» **Work instructions**:
Show, from the records below, all lines that contain the word "Adversary".

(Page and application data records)
= Beginning of Section =
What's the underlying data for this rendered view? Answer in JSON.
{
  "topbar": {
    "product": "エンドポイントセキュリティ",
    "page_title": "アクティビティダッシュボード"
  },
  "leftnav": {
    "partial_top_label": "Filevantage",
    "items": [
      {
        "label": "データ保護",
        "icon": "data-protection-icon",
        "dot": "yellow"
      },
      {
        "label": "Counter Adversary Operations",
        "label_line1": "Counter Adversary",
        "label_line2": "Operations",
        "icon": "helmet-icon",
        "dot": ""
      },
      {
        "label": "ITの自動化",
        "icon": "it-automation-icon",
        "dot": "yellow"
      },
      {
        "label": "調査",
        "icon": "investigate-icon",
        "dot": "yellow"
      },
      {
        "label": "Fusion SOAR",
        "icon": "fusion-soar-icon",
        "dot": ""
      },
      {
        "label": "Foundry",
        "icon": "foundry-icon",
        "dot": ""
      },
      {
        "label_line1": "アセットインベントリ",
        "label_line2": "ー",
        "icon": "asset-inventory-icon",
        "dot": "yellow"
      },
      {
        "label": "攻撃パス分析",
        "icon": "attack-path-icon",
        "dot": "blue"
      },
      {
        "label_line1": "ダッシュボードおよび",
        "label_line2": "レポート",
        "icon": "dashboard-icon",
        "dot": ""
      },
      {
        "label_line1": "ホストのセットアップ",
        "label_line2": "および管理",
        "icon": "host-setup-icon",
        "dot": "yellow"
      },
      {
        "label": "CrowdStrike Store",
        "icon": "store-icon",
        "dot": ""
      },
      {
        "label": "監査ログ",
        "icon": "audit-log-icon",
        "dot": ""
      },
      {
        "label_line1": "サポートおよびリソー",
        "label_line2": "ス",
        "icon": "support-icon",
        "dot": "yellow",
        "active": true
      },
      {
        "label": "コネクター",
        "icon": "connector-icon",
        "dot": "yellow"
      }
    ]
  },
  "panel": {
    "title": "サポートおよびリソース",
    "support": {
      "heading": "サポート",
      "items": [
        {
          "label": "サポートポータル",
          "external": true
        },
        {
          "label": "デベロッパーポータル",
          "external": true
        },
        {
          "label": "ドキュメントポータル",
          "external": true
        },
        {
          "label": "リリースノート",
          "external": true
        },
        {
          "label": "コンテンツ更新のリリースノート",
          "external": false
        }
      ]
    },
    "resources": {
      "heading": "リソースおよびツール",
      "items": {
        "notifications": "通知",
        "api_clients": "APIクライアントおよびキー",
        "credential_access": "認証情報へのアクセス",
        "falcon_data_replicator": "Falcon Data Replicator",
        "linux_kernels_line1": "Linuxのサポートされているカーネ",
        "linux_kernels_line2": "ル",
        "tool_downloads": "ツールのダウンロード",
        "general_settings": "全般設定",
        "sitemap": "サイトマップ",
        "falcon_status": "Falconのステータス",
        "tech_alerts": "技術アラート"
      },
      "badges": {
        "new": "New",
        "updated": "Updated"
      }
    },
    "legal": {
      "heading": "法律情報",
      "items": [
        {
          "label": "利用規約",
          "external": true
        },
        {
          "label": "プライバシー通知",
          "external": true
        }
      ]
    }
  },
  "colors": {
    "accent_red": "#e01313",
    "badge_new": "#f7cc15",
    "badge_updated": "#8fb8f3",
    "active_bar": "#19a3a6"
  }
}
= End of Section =
» **Result**:
        "label": "Counter Adversary Operations",
        "label_line1": "Counter Adversary",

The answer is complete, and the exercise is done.